What I don’t get is how his rigorous scientific education and professional training gave Carson’s blind spots a pass.  Was it, in George W. Bush’s memorable phrase, “the soft tyranny of low expectations”?  Or was it the tyranny of fundamentalism over facts?

In the humanities, the equivalent conundrum is the failure of a deep appreciation for masterworks of art, literature and music to instill virtue.  I first came across this disturbing indictment when I was an undergraduate at the chief rival of Carson’s alma mater.  My field of concentration (Harvard’s pretentious term for “major”) was molecular biology, and I would have quickly flamed out if I’d maintained that science was consistent with creationism, or any of the other canards that survived Carson’s education.  But I was also in love with literature, and ended up with a doctorate in it.  On the way there, what troubled me about my studies was an essay called “To Civilize Our Gentlemen” by George Steiner. Its thesis ran so counter to the bedrock of an elite education – the belief that the humanities humanize – that I went to England for two years to study at Cambridge with Steiner, as passionate an embodiment of academic high culture as could be, in order to reconcile my love for humanistic learning with its apparent inability to prevent barbarism.

My copy of the essay, and the book it appeared in, “Language and Silence,” is full of a 20-year-old’s underlining and marginalia (“right on!”).  These are some of the passages that jangled me:

“We know now that a man can read Goethe or Rilke in the evening, that he can play Bach and Schubert, and go to the day’s work at Auschwitz in the morning. To say that he has read them without understanding or that is ear is gross, is cant…. The simple yet appalling fact is that we have very little solid evidence that literary studies do very much to enrich or stabilize moral perception, that they humanize…. Indeed, I would go further: it is at least conceivable that the focusing of consciousness on a written text… diminishes the sharpness and readiness of our actual moral response…. The capacity for [moral response]… is not limitless; on the contrary, it can be rapidly absorbed by fictions, and thus the cry in the poem may come to sound louder, more urgent, more real than the cry in the street outside. The death in the novel may move us more potently than the death in the next room…. [S]urely there is something terrible in our doubt whether the study and delight a man finds in Shakespeare makes him any less capable of organizing a concentration camp.”

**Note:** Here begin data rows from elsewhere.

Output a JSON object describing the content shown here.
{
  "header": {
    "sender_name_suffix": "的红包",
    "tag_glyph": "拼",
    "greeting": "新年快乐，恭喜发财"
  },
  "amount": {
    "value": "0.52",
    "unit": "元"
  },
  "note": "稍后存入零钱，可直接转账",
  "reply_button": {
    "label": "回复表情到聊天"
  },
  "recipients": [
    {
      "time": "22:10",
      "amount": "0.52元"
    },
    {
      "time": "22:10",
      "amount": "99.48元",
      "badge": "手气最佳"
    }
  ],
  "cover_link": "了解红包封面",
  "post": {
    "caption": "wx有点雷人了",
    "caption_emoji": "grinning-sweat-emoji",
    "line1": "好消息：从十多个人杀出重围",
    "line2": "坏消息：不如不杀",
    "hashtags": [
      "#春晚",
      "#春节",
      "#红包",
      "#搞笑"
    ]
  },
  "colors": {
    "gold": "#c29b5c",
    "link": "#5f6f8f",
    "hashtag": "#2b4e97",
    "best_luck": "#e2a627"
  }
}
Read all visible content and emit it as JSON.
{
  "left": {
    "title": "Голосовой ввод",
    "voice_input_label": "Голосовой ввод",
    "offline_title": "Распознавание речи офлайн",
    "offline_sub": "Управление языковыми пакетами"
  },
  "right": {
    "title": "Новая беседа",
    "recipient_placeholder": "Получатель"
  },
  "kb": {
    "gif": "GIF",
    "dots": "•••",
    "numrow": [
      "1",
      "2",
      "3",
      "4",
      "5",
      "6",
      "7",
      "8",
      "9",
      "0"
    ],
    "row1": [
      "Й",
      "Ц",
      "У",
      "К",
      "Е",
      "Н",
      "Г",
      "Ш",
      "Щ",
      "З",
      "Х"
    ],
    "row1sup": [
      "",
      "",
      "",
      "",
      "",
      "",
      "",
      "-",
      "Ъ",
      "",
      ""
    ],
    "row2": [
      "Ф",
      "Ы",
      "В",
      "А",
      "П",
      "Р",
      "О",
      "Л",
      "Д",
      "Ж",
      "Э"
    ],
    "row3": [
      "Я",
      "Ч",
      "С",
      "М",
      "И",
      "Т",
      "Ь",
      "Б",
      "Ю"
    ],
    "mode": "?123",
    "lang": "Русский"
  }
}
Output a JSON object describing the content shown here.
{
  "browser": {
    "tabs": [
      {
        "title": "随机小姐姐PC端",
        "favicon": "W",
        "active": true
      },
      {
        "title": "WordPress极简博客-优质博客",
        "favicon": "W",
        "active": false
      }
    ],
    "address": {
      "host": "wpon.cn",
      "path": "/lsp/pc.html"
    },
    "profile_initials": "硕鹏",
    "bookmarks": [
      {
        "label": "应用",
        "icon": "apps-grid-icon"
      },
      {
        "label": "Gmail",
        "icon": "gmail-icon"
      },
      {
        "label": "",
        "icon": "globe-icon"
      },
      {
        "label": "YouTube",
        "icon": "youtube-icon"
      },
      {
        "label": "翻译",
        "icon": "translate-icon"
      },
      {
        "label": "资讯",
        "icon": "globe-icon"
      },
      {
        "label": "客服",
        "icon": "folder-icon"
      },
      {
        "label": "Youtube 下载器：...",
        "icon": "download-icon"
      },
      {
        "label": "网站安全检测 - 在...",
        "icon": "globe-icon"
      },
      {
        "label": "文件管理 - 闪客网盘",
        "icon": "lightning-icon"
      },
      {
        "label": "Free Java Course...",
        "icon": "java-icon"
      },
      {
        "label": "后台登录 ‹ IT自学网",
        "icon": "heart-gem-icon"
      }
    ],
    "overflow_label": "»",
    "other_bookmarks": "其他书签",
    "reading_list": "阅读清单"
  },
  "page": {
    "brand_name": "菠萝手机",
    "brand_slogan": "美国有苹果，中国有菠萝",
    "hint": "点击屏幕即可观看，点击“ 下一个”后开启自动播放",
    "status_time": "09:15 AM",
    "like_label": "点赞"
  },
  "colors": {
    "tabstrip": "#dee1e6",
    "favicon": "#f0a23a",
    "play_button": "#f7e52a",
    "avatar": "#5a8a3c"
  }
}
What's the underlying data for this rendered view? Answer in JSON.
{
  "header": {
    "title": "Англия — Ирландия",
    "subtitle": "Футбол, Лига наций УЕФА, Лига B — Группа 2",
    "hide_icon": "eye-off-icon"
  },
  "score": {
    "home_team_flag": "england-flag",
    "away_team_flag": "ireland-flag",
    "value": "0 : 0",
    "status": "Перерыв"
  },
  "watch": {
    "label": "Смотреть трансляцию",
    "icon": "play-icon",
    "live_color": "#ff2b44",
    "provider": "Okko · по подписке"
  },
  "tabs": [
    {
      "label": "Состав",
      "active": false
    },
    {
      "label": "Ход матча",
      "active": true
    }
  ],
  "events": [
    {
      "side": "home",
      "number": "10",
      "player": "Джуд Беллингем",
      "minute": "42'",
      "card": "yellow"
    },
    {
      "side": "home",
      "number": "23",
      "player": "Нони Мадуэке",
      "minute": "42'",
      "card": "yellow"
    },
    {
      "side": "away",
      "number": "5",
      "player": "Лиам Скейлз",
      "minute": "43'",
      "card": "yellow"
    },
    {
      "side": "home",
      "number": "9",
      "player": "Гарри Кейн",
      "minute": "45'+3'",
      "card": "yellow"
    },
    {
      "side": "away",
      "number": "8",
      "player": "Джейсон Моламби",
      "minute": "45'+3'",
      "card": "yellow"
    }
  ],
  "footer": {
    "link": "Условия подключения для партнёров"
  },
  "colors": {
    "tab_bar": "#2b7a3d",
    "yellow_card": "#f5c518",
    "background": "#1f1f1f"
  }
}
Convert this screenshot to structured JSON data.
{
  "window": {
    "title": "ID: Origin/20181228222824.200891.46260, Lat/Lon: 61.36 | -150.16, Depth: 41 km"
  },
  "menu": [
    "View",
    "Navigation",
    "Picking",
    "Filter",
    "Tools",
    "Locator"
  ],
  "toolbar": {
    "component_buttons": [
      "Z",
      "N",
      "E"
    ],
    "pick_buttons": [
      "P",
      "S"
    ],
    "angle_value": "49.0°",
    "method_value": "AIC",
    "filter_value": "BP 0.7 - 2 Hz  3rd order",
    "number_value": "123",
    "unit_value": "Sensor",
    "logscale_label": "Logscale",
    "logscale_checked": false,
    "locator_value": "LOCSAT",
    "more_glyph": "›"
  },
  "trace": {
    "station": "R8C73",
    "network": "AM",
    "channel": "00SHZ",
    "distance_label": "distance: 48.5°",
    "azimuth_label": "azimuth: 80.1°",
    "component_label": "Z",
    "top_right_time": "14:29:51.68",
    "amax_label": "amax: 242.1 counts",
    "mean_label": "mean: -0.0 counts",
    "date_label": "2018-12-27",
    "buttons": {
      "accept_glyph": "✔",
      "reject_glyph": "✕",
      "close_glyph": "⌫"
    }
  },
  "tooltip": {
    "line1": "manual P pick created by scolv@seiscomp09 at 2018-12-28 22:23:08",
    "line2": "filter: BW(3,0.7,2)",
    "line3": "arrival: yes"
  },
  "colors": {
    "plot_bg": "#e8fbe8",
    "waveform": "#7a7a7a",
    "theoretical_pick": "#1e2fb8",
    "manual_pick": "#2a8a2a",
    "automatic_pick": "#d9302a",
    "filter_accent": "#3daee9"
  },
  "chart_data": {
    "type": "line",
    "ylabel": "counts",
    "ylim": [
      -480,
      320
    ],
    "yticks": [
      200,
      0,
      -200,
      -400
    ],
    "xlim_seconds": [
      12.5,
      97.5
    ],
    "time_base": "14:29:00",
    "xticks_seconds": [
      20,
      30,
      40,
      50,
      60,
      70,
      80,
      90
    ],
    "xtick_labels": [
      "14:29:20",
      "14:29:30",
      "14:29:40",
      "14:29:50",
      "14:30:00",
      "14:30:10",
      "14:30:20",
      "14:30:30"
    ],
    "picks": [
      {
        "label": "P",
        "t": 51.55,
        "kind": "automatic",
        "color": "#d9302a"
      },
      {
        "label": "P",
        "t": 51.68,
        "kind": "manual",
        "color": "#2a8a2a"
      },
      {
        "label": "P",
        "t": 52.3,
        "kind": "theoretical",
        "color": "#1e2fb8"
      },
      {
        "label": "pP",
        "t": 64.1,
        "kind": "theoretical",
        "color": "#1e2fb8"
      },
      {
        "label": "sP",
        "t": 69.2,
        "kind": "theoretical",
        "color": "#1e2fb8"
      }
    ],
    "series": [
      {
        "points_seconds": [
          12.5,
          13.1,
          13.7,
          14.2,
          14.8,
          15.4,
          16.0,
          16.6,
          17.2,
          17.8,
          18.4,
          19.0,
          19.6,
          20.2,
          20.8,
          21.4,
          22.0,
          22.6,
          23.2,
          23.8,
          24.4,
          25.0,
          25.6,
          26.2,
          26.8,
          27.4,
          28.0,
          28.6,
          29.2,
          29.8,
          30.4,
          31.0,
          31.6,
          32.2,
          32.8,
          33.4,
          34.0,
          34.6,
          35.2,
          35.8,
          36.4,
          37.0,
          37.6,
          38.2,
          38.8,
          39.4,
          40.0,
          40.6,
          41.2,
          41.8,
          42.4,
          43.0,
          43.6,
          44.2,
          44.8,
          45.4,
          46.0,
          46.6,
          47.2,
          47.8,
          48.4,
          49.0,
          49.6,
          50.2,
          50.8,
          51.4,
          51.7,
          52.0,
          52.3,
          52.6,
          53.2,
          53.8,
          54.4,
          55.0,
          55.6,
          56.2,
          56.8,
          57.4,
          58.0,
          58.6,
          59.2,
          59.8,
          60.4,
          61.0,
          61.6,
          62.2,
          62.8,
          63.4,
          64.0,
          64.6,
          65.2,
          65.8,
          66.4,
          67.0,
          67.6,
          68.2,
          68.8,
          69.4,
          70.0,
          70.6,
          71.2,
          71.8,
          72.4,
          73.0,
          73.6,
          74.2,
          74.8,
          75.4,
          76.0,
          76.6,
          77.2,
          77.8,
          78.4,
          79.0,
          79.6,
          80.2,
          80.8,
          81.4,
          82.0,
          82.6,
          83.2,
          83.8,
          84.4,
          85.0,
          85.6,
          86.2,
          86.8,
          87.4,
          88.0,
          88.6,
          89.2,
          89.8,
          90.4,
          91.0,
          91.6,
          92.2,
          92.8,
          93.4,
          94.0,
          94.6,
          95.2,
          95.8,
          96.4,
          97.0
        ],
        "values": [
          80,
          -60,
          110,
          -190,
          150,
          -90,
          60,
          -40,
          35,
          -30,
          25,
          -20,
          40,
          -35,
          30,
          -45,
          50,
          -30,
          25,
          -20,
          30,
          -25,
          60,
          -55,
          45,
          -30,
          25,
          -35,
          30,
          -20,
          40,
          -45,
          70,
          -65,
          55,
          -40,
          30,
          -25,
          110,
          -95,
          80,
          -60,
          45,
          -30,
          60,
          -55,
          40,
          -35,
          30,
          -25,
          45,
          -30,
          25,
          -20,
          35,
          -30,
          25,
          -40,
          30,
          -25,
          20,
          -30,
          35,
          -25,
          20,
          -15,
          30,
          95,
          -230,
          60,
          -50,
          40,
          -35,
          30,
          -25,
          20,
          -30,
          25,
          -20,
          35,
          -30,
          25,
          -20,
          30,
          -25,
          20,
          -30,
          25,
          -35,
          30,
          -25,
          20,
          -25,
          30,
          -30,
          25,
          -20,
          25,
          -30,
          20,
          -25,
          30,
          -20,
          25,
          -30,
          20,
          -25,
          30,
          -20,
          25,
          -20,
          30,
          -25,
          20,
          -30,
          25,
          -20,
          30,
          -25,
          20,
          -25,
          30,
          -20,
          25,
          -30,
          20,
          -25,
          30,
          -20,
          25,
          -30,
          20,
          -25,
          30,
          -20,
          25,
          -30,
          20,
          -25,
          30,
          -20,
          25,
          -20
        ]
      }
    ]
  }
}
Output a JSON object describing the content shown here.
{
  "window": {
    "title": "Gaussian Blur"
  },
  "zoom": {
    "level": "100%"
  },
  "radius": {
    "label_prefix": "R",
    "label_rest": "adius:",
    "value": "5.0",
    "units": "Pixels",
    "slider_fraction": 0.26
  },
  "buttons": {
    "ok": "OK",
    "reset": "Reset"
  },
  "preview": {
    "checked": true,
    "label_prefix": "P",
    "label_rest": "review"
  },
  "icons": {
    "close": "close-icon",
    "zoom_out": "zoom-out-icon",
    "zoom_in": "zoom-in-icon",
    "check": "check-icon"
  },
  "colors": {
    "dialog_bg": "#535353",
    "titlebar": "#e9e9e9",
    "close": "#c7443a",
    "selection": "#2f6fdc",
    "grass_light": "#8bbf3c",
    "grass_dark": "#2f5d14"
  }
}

When Wolf Blitzer asked Carson if he wanted to amend or take back his comparison of Obama’s America to Nazi Germany, he replied, “Absolutely not.” Am I comparing Carson to Nazis? Absolutely not. I’m comparing the compatibility of a scientific education and intellectual ignorance with the compatibility of a humanistic education and moral ignorance.

The simple yet appalling fact is that we have at least some solid evidence that a top scientific education and a distinguished career in medicine does not make a man any less capable of believing untruths to be true and truths to be false.

I don’t know how I’d react if a shooter opened fire in my classroom.  Maybe I’d risk my safety to protect others. Maybe I’d be too petrified do anything. But I do know the feeling that would devastate me if someone I loved became “a body with bullet holes”; it would not be the feeling that the Second Amendment is in jeopardy. It is at least conceivable that the clinical detachment required by a doctor to deal with the deaths in this room makes the deaths in the next room less urgent, less real.

I know plenty of physicians of whom that is not true. But when Ben Carson blames a mass murderer’s victims for failing to foil him, I know of at least one man of science whose capacity for moral response has been absorbed by fictions.

Marty Kaplan is the Norman Lear professor of entertainment, media and society at the USC Annenberg School for Communication and Journalism. Reach him at martyk@jewishjournal.com.

See:http://www.alternet.org/election-2016/americas-newest-political-curse-ben-carson-neurosurgeon-who-cant-think?akid=13565.123424.bvGefb&rd=1&src=newsletter1043830&t=2